═══ Supplied material ═══
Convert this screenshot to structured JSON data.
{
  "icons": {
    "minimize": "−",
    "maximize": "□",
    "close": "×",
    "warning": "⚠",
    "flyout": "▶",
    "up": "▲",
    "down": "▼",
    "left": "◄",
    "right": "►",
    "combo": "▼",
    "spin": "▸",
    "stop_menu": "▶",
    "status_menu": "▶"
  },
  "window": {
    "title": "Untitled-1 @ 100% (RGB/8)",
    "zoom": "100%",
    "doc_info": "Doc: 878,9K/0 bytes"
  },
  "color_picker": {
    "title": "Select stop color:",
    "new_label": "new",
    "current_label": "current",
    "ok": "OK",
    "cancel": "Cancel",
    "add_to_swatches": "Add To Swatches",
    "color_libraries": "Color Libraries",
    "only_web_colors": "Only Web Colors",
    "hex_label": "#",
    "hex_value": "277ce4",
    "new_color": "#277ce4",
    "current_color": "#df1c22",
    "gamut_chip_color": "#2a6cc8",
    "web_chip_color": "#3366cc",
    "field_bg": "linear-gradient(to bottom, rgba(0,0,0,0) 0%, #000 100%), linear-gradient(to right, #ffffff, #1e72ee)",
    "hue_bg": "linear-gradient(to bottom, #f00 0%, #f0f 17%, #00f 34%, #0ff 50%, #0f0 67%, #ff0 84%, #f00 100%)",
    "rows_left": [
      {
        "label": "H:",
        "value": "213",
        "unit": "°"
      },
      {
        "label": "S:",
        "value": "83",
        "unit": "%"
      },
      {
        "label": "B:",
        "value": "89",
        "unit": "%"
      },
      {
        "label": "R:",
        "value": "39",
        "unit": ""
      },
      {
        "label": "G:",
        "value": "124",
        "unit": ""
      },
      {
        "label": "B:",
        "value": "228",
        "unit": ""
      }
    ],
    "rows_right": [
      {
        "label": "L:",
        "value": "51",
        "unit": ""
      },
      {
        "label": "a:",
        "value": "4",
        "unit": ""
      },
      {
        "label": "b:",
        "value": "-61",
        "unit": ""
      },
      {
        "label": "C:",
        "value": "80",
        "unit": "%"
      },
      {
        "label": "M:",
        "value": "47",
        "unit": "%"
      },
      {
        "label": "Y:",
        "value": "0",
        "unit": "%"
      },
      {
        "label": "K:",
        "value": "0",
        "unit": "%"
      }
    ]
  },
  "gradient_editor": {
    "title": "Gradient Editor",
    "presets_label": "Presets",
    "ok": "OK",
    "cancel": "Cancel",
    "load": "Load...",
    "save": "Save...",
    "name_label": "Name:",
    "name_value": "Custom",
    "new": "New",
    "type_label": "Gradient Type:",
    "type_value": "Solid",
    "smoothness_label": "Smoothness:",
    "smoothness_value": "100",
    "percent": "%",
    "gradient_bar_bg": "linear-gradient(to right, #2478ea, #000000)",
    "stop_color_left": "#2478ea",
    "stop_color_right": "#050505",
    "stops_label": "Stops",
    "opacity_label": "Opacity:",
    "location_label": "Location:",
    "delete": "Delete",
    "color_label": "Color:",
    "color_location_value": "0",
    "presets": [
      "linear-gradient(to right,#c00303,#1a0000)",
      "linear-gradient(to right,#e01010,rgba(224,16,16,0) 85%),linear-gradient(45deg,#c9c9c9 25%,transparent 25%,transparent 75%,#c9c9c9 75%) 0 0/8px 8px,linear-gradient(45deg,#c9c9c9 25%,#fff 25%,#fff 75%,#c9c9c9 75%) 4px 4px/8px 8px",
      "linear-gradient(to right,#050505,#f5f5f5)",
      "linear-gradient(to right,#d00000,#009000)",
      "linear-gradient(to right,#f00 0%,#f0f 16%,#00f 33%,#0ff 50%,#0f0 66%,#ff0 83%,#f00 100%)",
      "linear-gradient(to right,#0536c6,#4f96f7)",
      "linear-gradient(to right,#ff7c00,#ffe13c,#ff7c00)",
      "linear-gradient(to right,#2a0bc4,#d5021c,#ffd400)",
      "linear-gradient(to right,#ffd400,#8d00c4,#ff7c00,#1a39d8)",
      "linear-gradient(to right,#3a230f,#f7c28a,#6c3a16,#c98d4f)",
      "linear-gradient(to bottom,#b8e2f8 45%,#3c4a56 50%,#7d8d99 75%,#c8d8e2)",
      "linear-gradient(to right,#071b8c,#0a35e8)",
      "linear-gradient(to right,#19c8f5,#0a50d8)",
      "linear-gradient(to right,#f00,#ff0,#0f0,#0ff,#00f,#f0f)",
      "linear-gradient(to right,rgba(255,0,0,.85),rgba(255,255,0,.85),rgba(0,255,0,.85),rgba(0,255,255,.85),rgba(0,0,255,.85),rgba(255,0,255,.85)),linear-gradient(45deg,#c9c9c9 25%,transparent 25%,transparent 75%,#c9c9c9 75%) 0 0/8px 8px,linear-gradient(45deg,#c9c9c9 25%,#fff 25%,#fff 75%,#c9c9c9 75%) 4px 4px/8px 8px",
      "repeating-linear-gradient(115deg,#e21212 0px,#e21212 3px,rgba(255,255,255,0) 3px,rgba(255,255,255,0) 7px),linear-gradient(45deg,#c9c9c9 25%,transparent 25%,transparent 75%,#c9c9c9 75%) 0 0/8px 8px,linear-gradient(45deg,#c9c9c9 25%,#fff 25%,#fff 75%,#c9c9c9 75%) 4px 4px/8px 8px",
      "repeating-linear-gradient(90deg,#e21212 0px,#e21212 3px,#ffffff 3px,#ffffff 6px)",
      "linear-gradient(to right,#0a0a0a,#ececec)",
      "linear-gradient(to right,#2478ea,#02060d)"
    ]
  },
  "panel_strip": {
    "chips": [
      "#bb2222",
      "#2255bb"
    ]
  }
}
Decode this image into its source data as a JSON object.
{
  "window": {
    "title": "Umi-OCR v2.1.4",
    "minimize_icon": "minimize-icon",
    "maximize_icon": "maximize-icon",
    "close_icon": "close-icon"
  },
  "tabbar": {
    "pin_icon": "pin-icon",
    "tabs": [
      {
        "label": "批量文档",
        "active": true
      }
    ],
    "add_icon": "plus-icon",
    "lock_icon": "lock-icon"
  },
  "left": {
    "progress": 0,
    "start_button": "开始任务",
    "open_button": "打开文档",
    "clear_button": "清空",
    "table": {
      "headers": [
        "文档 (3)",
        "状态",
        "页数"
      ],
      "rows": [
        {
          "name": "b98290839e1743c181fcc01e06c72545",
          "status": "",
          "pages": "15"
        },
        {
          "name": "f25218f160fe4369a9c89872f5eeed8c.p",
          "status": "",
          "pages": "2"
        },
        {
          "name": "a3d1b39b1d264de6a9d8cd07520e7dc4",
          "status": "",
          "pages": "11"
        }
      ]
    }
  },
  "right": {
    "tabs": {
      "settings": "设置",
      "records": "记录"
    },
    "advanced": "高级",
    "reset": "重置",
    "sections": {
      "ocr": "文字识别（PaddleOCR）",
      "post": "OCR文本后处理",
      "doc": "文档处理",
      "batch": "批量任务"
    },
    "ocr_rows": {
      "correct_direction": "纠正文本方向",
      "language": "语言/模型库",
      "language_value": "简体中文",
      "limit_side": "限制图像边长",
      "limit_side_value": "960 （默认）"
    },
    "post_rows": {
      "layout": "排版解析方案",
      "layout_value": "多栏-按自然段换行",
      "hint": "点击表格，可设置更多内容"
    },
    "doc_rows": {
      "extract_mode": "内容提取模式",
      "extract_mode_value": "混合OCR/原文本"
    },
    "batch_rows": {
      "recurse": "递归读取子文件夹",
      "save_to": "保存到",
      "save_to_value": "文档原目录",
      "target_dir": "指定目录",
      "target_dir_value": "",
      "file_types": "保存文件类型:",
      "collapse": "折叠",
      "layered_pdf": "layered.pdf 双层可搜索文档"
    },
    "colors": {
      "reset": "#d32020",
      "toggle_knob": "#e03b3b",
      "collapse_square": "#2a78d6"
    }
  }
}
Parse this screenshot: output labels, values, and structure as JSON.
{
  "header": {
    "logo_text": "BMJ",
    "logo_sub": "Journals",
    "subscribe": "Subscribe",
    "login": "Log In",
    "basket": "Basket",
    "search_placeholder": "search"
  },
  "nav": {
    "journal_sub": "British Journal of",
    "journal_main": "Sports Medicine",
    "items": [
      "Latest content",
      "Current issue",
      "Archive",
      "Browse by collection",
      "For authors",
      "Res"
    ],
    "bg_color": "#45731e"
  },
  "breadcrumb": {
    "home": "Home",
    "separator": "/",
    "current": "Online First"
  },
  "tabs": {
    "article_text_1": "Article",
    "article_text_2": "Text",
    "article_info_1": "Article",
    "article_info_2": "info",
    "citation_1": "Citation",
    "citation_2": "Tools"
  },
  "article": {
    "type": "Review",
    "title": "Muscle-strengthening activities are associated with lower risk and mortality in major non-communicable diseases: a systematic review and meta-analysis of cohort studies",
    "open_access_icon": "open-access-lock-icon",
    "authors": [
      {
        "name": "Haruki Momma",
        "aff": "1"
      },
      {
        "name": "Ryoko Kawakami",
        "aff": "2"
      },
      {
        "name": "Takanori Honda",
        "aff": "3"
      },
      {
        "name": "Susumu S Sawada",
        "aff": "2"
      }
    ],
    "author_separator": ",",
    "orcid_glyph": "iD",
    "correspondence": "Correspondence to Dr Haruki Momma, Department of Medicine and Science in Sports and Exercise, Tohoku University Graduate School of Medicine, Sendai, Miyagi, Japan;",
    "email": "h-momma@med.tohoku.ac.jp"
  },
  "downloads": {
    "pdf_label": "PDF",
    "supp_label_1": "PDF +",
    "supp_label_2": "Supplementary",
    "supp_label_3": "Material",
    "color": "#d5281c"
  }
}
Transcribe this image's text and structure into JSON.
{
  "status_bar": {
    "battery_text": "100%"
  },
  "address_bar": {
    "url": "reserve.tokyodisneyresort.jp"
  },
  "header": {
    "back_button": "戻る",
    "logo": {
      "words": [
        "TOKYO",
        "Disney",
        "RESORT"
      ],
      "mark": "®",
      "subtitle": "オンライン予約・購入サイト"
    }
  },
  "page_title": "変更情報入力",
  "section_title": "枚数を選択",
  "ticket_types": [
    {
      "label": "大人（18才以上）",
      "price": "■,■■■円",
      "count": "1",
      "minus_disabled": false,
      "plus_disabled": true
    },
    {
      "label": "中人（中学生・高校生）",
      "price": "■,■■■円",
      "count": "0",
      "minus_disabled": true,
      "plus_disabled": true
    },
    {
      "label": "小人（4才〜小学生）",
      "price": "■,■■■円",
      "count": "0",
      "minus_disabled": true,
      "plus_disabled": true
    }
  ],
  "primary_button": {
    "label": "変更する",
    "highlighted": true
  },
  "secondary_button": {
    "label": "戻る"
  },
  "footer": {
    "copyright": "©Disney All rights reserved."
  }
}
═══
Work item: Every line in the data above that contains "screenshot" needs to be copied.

Output for this exercise:
Convert this screenshot to structured JSON data.
Parse this screenshot: output labels, values, and structure as JSON.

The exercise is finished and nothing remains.